She most often does it on behalf of cancer and hospice centers, causes that hit close to home for her.
“Cancer is very near to my heart as I nursed my husband with it,”
she told the Oxford Times. “Several family members including my father also had it.”
But she’s also honoring her husband by doing stunts that would’ve terrified him.
“I’ve always helped raise money for charity but my husband hated heights and I don’t think he could’ve watched me do this,” she told StoryTrender, “So I thought what could be better?”
In 2015, she was scheduled for powered paragliding, but after hearing of someone being injured doing the sport, she backed down at her daughter’s suggestion (even the bravest daredevils have their limits.) Instead, she did another skydive, which at this point was a walk in the park for her.
“I don’t mind heights at all,” she said.
But last year, she did the ultimate stunt, one she had wanted to do for years.
By 2016, Wagstaff was longing to take it up a notch, presumably because her lust for danger had by then become insatiable.
So she had her sights set on the most dangerous stunt of all: Wingwalking.
She was tired of jumping out of planes, she wanted to jump on them!
Regulations stood in her way: “I want to wingwalk, but they won’t let you get sponsored. They will let me join the wing walking team but I don’t want that,” she told the Ilkely Gazette in 2015. “I want to do a one-off and raise money for charity.”
But she persisted with her dream, and by next year finally gained permission: “I have finally tackled the aviation board about it,” she told the Oxford Times.
The biggest stunt called for the biggest donation, and Wagstaff set her sights on topping her fundraising records.
“This one is going to hit the record,” she told the Oxford Times.
The stunt itself went smoothly. Was Wagstaff nervous? No way, she said—not for her, at least.
“The wing walk wasn’t the slightest bit frightening although I think my family were having hysterics on the ground below.”
In the end, she succeeded in shattering her record—with a whopping £22,700.50 for Cancer Research UK.
“I’m absolutely delighted that I beat my target—this has totally exceeded my expectations but people have been so marvelous,” she told the Oxford Mail. “People were so generous, but they know there is a lot of cancer out there so they are happy to give generously.”
She’s received countless thanks and recognition from charity organizations.
But the biggest honor came in 2012:
She was recognized with the British Empire Medal (Civil Division), an honor she told the Ilkley Gazzette was “absolutely incredible.”

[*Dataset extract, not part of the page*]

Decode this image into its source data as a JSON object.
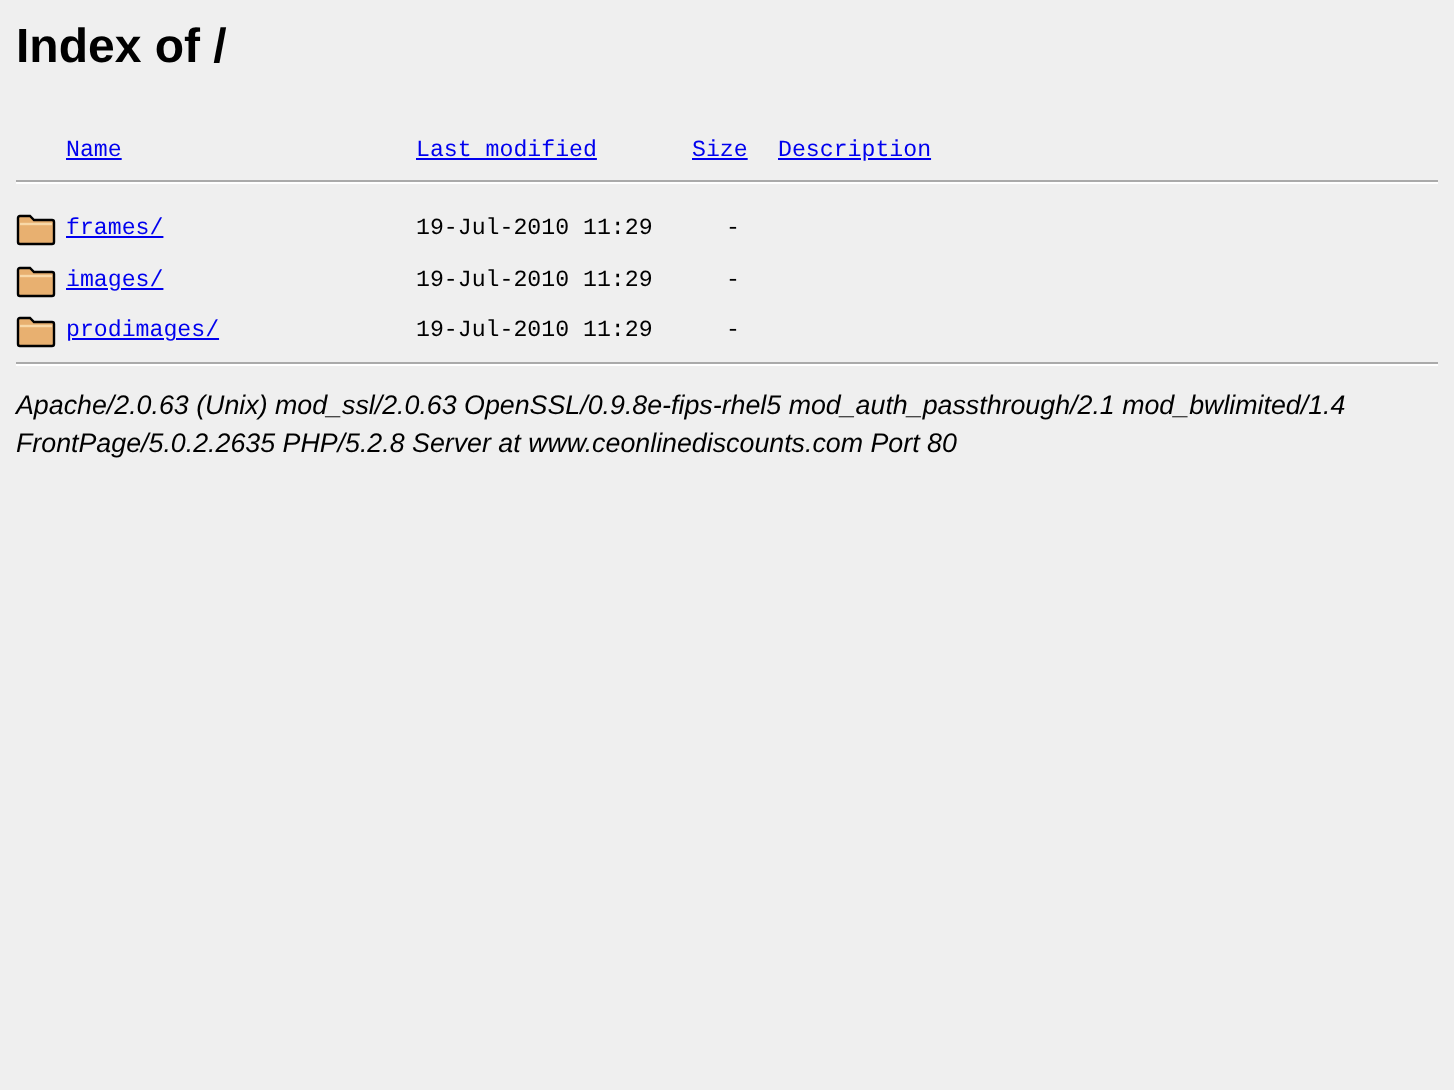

And Wagstaff is far from finished. Stay tuned next month when she will pull off this year’s stunt: a catapulted paraglide.
As for what else the future holds, Wagstaff is always open for suggestions.
“I really don’t know what to do next,” she told Caters News.